I know I work hard but no harder than lots of other people and who knows what his story is - what lucky breaks were denied to him. Many folk make the argument that it's got nothing to do with luck and everything to do with making good choices and although Im' a fan of the latter, I don't agree. Eg I consider myself lucky that I was born with enough intelligence to make the right choices and I feel fortunate that my parents encouraged me to make good choices for myself. Both of these are down to luck.
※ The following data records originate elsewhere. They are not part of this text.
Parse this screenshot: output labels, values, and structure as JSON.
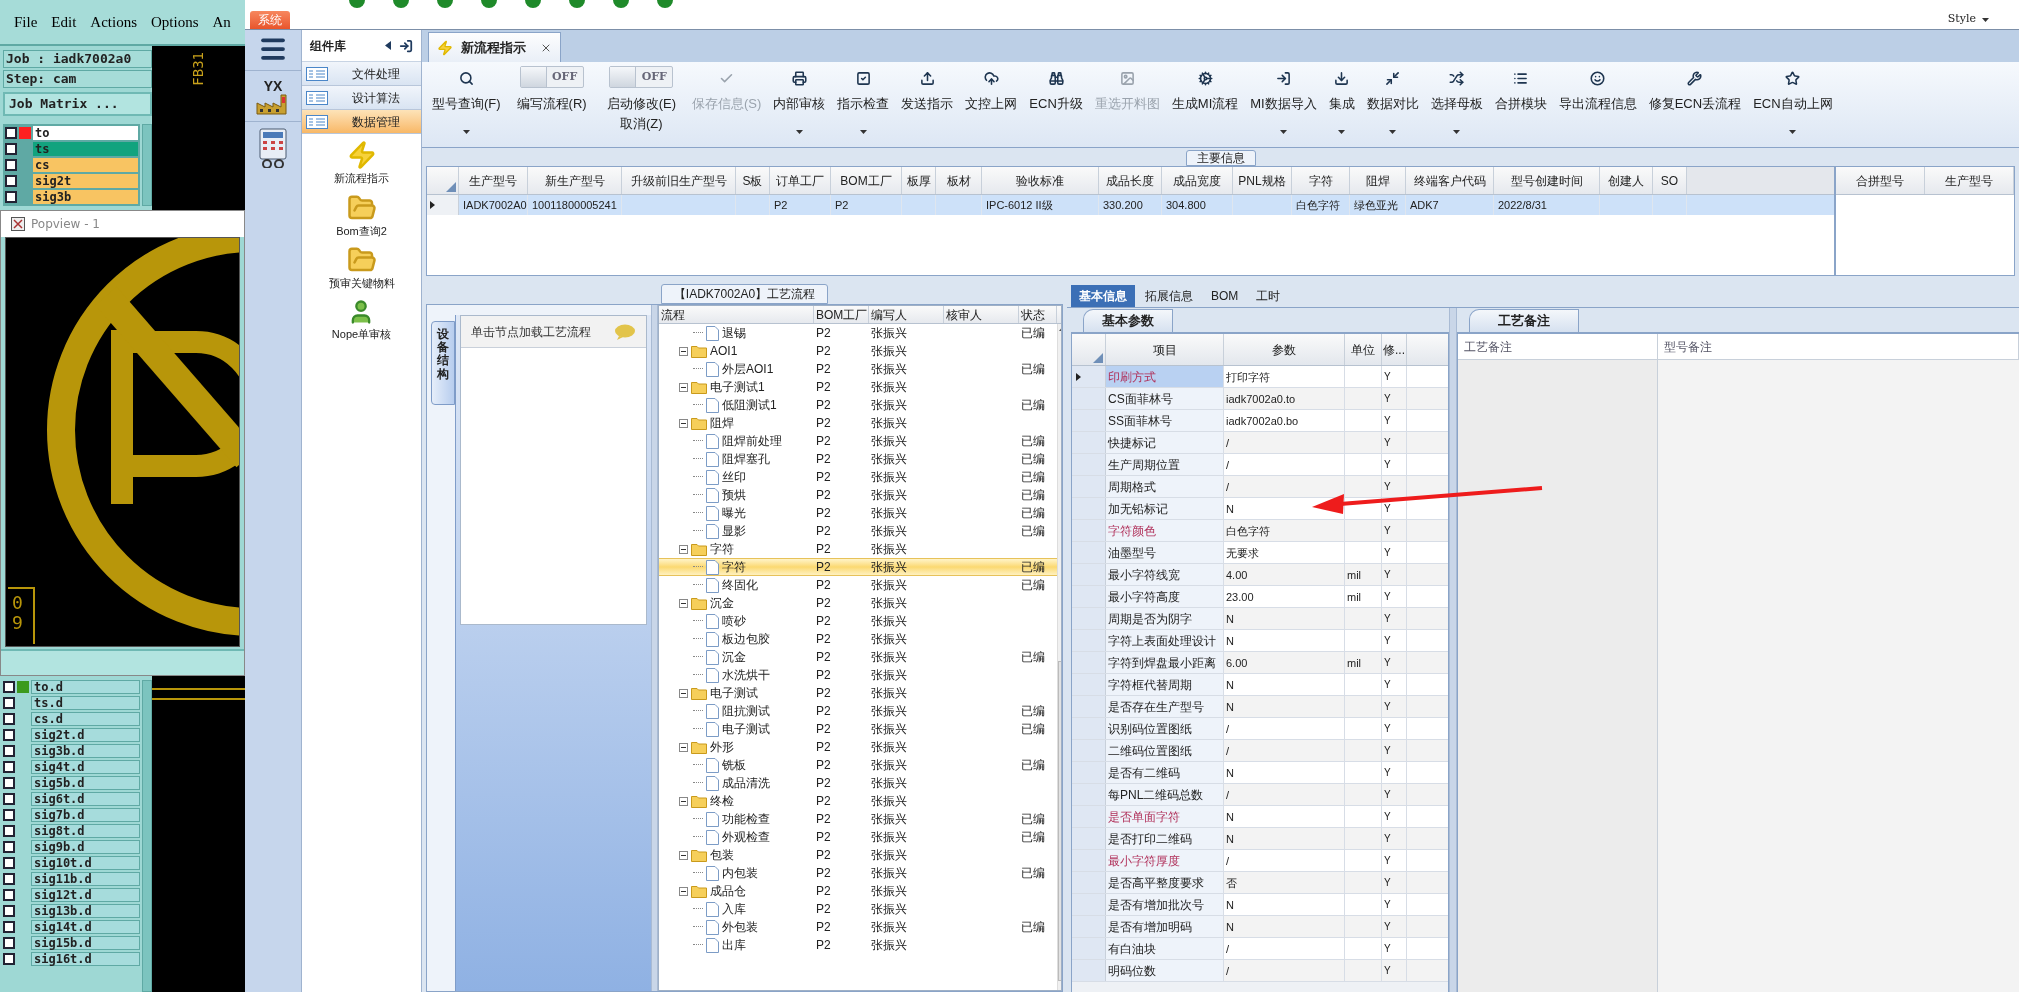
{
  "cam": {
    "menu": [
      "File",
      "Edit",
      "Actions",
      "Options",
      "An"
    ],
    "job": "Job : iadk7002a0",
    "step": "Step: cam",
    "matrix_button": "Job Matrix ...",
    "canvas_label": "FB31",
    "layers": [
      {
        "name": "to",
        "color": "#ffffff",
        "active": true,
        "checked": false
      },
      {
        "name": "ts",
        "color": "#12a37e",
        "active": false,
        "checked": false
      },
      {
        "name": "cs",
        "color": "#f8c462",
        "active": false,
        "checked": false
      },
      {
        "name": "sig2t",
        "color": "#f8c462",
        "active": false,
        "checked": false
      },
      {
        "name": "sig3b",
        "color": "#f8c462",
        "active": false,
        "checked": false
      }
    ],
    "popview": {
      "title": "Popview - 1",
      "label": "09"
    },
    "drill_layers": [
      {
        "name": "to.d",
        "active": true,
        "checked": false
      },
      {
        "name": "ts.d",
        "active": false,
        "checked": false
      },
      {
        "name": "cs.d",
        "active": false,
        "checked": false
      },
      {
        "name": "sig2t.d",
        "active": false,
        "checked": false
      },
      {
        "name": "sig3b.d",
        "active": false,
        "checked": false
      },
      {
        "name": "sig4t.d",
        "active": false,
        "checked": false
      },
      {
        "name": "sig5b.d",
        "active": false,
        "checked": false
      },
      {
        "name": "sig6t.d",
        "active": false,
        "checked": false
      },
      {
        "name": "sig7b.d",
        "active": false,
        "checked": false
      },
      {
        "name": "sig8t.d",
        "active": false,
        "checked": false
      },
      {
        "name": "sig9b.d",
        "active": false,
        "checked": false
      },
      {
        "name": "sig10t.d",
        "active": false,
        "checked": false
      },
      {
        "name": "sig11b.d",
        "active": false,
        "checked": false
      },
      {
        "name": "sig12t.d",
        "active": false,
        "checked": false
      },
      {
        "name": "sig13b.d",
        "active": false,
        "checked": false
      },
      {
        "name": "sig14t.d",
        "active": false,
        "checked": false
      },
      {
        "name": "sig15b.d",
        "active": false,
        "checked": false
      },
      {
        "name": "sig16t.d",
        "active": false,
        "checked": false
      }
    ]
  },
  "system_tab": "系统",
  "style_menu": "Style",
  "nav": {
    "logo_text": "YX"
  },
  "components": {
    "title": "组件库",
    "groups": [
      {
        "label": "文件处理",
        "selected": false
      },
      {
        "label": "设计算法",
        "selected": false
      },
      {
        "label": "数据管理",
        "selected": true
      }
    ],
    "items": [
      "新流程指示",
      "Bom查询2",
      "预审关键物料",
      "Nope单审核"
    ]
  },
  "doc_tab": {
    "label": "新流程指示"
  },
  "ribbon": [
    {
      "kind": "button",
      "label": "型号查询(F)",
      "dropdown": true,
      "disabled": false
    },
    {
      "kind": "toggle",
      "label": "编写流程(R)",
      "state_text": "OFF",
      "on": false
    },
    {
      "kind": "toggle",
      "label": "启动修改(E)",
      "sublabel": "取消(Z)",
      "state_text": "OFF",
      "on": false
    },
    {
      "kind": "button",
      "label": "保存信息(S)",
      "dropdown": false,
      "disabled": true
    },
    {
      "kind": "button",
      "label": "内部审核",
      "dropdown": true,
      "disabled": false
    },
    {
      "kind": "button",
      "label": "指示检查",
      "dropdown": true,
      "disabled": false
    },
    {
      "kind": "button",
      "label": "发送指示",
      "dropdown": false,
      "disabled": false
    },
    {
      "kind": "button",
      "label": "文控上网",
      "dropdown": false,
      "disabled": false
    },
    {
      "kind": "button",
      "label": "ECN升级",
      "dropdown": false,
      "disabled": false
    },
    {
      "kind": "button",
      "label": "重选开料图",
      "dropdown": false,
      "disabled": true
    },
    {
      "kind": "button",
      "label": "生成MI流程",
      "dropdown": false,
      "disabled": false
    },
    {
      "kind": "button",
      "label": "MI数据导入",
      "dropdown": true,
      "disabled": false
    },
    {
      "kind": "button",
      "label": "集成",
      "dropdown": true,
      "disabled": false
    },
    {
      "kind": "button",
      "label": "数据对比",
      "dropdown": true,
      "disabled": false
    },
    {
      "kind": "button",
      "label": "选择母板",
      "dropdown": true,
      "disabled": false
    },
    {
      "kind": "button",
      "label": "合拼模块",
      "dropdown": false,
      "disabled": false
    },
    {
      "kind": "button",
      "label": "导出流程信息",
      "dropdown": false,
      "disabled": false
    },
    {
      "kind": "button",
      "label": "修复ECN丢流程",
      "dropdown": false,
      "disabled": false
    },
    {
      "kind": "button",
      "label": "ECN自动上网",
      "dropdown": true,
      "disabled": false
    }
  ],
  "main_info": {
    "title": "主要信息",
    "columns": [
      "生产型号",
      "新生产型号",
      "升级前旧生产型号",
      "S板",
      "订单工厂",
      "BOM工厂",
      "板厚",
      "板材",
      "验收标准",
      "成品长度",
      "成品宽度",
      "PNL规格",
      "字符",
      "阻焊",
      "终端客户代码",
      "型号创建时间",
      "创建人",
      "SO"
    ],
    "rows": [
      {
        "selected": true,
        "cells": [
          "IADK7002A0",
          "10011800005241",
          null,
          null,
          "P2",
          "P2",
          null,
          null,
          "IPC-6012 II级",
          "330.200",
          "304.800",
          null,
          "白色字符",
          "绿色亚光",
          "ADK7",
          "2022/8/31",
          null,
          null
        ]
      }
    ],
    "merge_columns": [
      "合拼型号",
      "生产型号"
    ]
  },
  "flow": {
    "title": "【IADK7002A0】工艺流程",
    "side_tab": "设备结构",
    "hint": "单击节点加载工艺流程",
    "columns": [
      "流程",
      "BOM工厂",
      "编写人",
      "核审人",
      "状态"
    ],
    "rows": [
      {
        "kind": "leaf",
        "name": "退锡",
        "bom": "P2",
        "writer": "张振兴",
        "status": "已编",
        "selected": false
      },
      {
        "kind": "folder",
        "name": "AOI1",
        "bom": "P2",
        "writer": "张振兴",
        "expanded": true,
        "selected": false,
        "children": [
          {
            "kind": "leaf",
            "name": "外层AOI1",
            "bom": "P2",
            "writer": "张振兴",
            "status": "已编",
            "selected": false
          }
        ]
      },
      {
        "kind": "folder",
        "name": "电子测试1",
        "bom": "P2",
        "writer": "张振兴",
        "expanded": true,
        "selected": false,
        "children": [
          {
            "kind": "leaf",
            "name": "低阻测试1",
            "bom": "P2",
            "writer": "张振兴",
            "status": "已编",
            "selected": false
          }
        ]
      },
      {
        "kind": "folder",
        "name": "阻焊",
        "bom": "P2",
        "writer": "张振兴",
        "expanded": true,
        "selected": false,
        "children": [
          {
            "kind": "leaf",
            "name": "阻焊前处理",
            "bom": "P2",
            "writer": "张振兴",
            "status": "已编",
            "selected": false
          },
          {
            "kind": "leaf",
            "name": "阻焊塞孔",
            "bom": "P2",
            "writer": "张振兴",
            "status": "已编",
            "selected": false
          },
          {
            "kind": "leaf",
            "name": "丝印",
            "bom": "P2",
            "writer": "张振兴",
            "status": "已编",
            "selected": false
          },
          {
            "kind": "leaf",
            "name": "预烘",
            "bom": "P2",
            "writer": "张振兴",
            "status": "已编",
            "selected": false
          },
          {
            "kind": "leaf",
            "name": "曝光",
            "bom": "P2",
            "writer": "张振兴",
            "status": "已编",
            "selected": false
          },
          {
            "kind": "leaf",
            "name": "显影",
            "bom": "P2",
            "writer": "张振兴",
            "status": "已编",
            "selected": false
          }
        ]
      },
      {
        "kind": "folder",
        "name": "字符",
        "bom": "P2",
        "writer": "张振兴",
        "expanded": true,
        "selected": false,
        "children": [
          {
            "kind": "leaf",
            "name": "字符",
            "bom": "P2",
            "writer": "张振兴",
            "status": "已编",
            "selected": true
          },
          {
            "kind": "leaf",
            "name": "终固化",
            "bom": "P2",
            "writer": "张振兴",
            "status": "已编",
            "selected": false
          }
        ]
      },
      {
        "kind": "folder",
        "name": "沉金",
        "bom": "P2",
        "writer": "张振兴",
        "expanded": true,
        "selected": false,
        "children": [
          {
            "kind": "leaf",
            "name": "喷砂",
            "bom": "P2",
            "writer": "张振兴",
            "selected": false
          },
          {
            "kind": "leaf",
            "name": "板边包胶",
            "bom": "P2",
            "writer": "张振兴",
            "selected": false
          },
          {
            "kind": "leaf",
            "name": "沉金",
            "bom": "P2",
            "writer": "张振兴",
            "status": "已编",
            "selected": false
          },
          {
            "kind": "leaf",
            "name": "水洗烘干",
            "bom": "P2",
            "writer": "张振兴",
            "selected": false
          }
        ]
      },
      {
        "kind": "folder",
        "name": "电子测试",
        "bom": "P2",
        "writer": "张振兴",
        "expanded": true,
        "selected": false,
        "children": [
          {
            "kind": "leaf",
            "name": "阻抗测试",
            "bom": "P2",
            "writer": "张振兴",
            "status": "已编",
            "selected": false
          },
          {
            "kind": "leaf",
            "name": "电子测试",
            "bom": "P2",
            "writer": "张振兴",
            "status": "已编",
            "selected": false
          }
        ]
      },
      {
        "kind": "folder",
        "name": "外形",
        "bom": "P2",
        "writer": "张振兴",
        "expanded": true,
        "selected": false,
        "children": [
          {
            "kind": "leaf",
            "name": "铣板",
            "bom": "P2",
            "writer": "张振兴",
            "status": "已编",
            "selected": false
          },
          {
            "kind": "leaf",
            "name": "成品清洗",
            "bom": "P2",
            "writer": "张振兴",
            "selected": false
          }
        ]
      },
      {
        "kind": "folder",
        "name": "终检",
        "bom": "P2",
        "writer": "张振兴",
        "expanded": true,
        "selected": false,
        "children": [
          {
            "kind": "leaf",
            "name": "功能检查",
            "bom": "P2",
            "writer": "张振兴",
            "status": "已编",
            "selected": false
          },
          {
            "kind": "leaf",
            "name": "外观检查",
            "bom": "P2",
            "writer": "张振兴",
            "status": "已编",
            "selected": false
          }
        ]
      },
      {
        "kind": "folder",
        "name": "包装",
        "bom": "P2",
        "writer": "张振兴",
        "expanded": true,
        "selected": false,
        "children": [
          {
            "kind": "leaf",
            "name": "内包装",
            "bom": "P2",
            "writer": "张振兴",
            "status": "已编",
            "selected": false
          }
        ]
      },
      {
        "kind": "folder",
        "name": "成品仓",
        "bom": "P2",
        "writer": "张振兴",
        "expanded": true,
        "selected": false,
        "children": [
          {
            "kind": "leaf",
            "name": "入库",
            "bom": "P2",
            "writer": "张振兴",
            "selected": false
          },
          {
            "kind": "leaf",
            "name": "外包装",
            "bom": "P2",
            "writer": "张振兴",
            "status": "已编",
            "selected": false
          },
          {
            "kind": "leaf",
            "name": "出库",
            "bom": "P2",
            "writer": "张振兴",
            "selected": false
          }
        ]
      }
    ]
  },
  "detail_tabs": [
    {
      "label": "基本信息",
      "selected": true
    },
    {
      "label": "拓展信息",
      "selected": false
    },
    {
      "label": "BOM",
      "selected": false
    },
    {
      "label": "工时",
      "selected": false
    }
  ],
  "params": {
    "tab": "基本参数",
    "columns": [
      "项目",
      "参数",
      "单位",
      "修..."
    ],
    "rows": [
      {
        "item": "印刷方式",
        "value": "打印字符",
        "modified": "Y",
        "highlighted": true,
        "selected": true
      },
      {
        "item": "CS面菲林号",
        "value": "iadk7002a0.to",
        "modified": "Y",
        "highlighted": false,
        "selected": false
      },
      {
        "item": "SS面菲林号",
        "value": "iadk7002a0.bo",
        "modified": "Y",
        "highlighted": false,
        "selected": false
      },
      {
        "item": "快捷标记",
        "value": "/",
        "modified": "Y",
        "highlighted": false,
        "selected": false
      },
      {
        "item": "生产周期位置",
        "value": "/",
        "modified": "Y",
        "highlighted": false,
        "selected": false
      },
      {
        "item": "周期格式",
        "value": "/",
        "modified": "Y",
        "highlighted": false,
        "selected": false
      },
      {
        "item": "加无铅标记",
        "value": "N",
        "modified": "Y",
        "highlighted": false,
        "selected": false
      },
      {
        "item": "字符颜色",
        "value": "白色字符",
        "modified": "Y",
        "highlighted": true,
        "selected": false
      },
      {
        "item": "油墨型号",
        "value": "无要求",
        "modified": "Y",
        "highlighted": false,
        "selected": false
      },
      {
        "item": "最小字符线宽",
        "value": "4.00",
        "unit": "mil",
        "modified": "Y",
        "highlighted": false,
        "selected": false
      },
      {
        "item": "最小字符高度",
        "value": "23.00",
        "unit": "mil",
        "modified": "Y",
        "highlighted": false,
        "selected": false
      },
      {
        "item": "周期是否为阴字",
        "value": "N",
        "modified": "Y",
        "highlighted": false,
        "selected": false
      },
      {
        "item": "字符上表面处理设计",
        "value": "N",
        "modified": "Y",
        "highlighted": false,
        "selected": false
      },
      {
        "item": "字符到焊盘最小距离",
        "value": "6.00",
        "unit": "mil",
        "modified": "Y",
        "highlighted": false,
        "selected": false
      },
      {
        "item": "字符框代替周期",
        "value": "N",
        "modified": "Y",
        "highlighted": false,
        "selected": false
      },
      {
        "item": "是否存在生产型号",
        "value": "N",
        "modified": "Y",
        "highlighted": false,
        "selected": false
      },
      {
        "item": "识别码位置图纸",
        "value": "/",
        "modified": "Y",
        "highlighted": false,
        "selected": false
      },
      {
        "item": "二维码位置图纸",
        "value": "/",
        "modified": "Y",
        "highlighted": false,
        "selected": false
      },
      {
        "item": "是否有二维码",
        "value": "N",
        "modified": "Y",
        "highlighted": false,
        "selected": false
      },
      {
        "item": "每PNL二维码总数",
        "value": "/",
        "modified": "Y",
        "highlighted": false,
        "selected": false
      },
      {
        "item": "是否单面字符",
        "value": "N",
        "modified": "Y",
        "highlighted": true,
        "selected": false
      },
      {
        "item": "是否打印二维码",
        "value": "N",
        "modified": "Y",
        "highlighted": false,
        "selected": false
      },
      {
        "item": "最小字符厚度",
        "value": "/",
        "modified": "Y",
        "highlighted": true,
        "selected": false
      },
      {
        "item": "是否高平整度要求",
        "value": "否",
        "modified": "Y",
        "highlighted": false,
        "selected": false
      },
      {
        "item": "是否有增加批次号",
        "value": "N",
        "modified": "Y",
        "highlighted": false,
        "selected": false
      },
      {
        "item": "是否有增加明码",
        "value": "N",
        "modified": "Y",
        "highlighted": false,
        "selected": false
      },
      {
        "item": "有白油块",
        "value": "/",
        "modified": "Y",
        "highlighted": false,
        "selected": false
      },
      {
        "item": "明码位数",
        "value": "/",
        "modified": "Y",
        "highlighted": false,
        "selected": false
      }
    ]
  },
  "notes": {
    "tab": "工艺备注",
    "columns": [
      "工艺备注",
      "型号备注"
    ]
  }
}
My dad used to joke about it saying to me "I'm a very lucky person hen, it's just that it's all bad luck"! And he had a point. He was one of these people who had more than one truly horrific thing happen in his life and although he retained a sense of humour about it, lots of pretty rotten things happening out of the blue. He didn't always make good choices about how to come to terms with these events but there's none of us perfect and none of us born knowing the solutions to all of life's problems.
I get annoyed when I see folk falling about drunk, I don't like it if someone who's obviously addicted to drugs asks me for money and I did feel like saying to the guy on crutches standing outside the hospital today smoking a cigarette "you should be looking after yourself". And although you can't just be laid back about these things, particularly when you're in a position to influence policy and services, I think it pays not to be judgemental. Whilst I'm not particularly religious, at times like this the saying "there but for the Grace of God" springs to mind. Let's not underestimate how easy it is for any of us to fall upon bad times and let's be grateful for the good fortune that we do have. (And I'll try to remember that next time I'm complaining about how tired I am :-))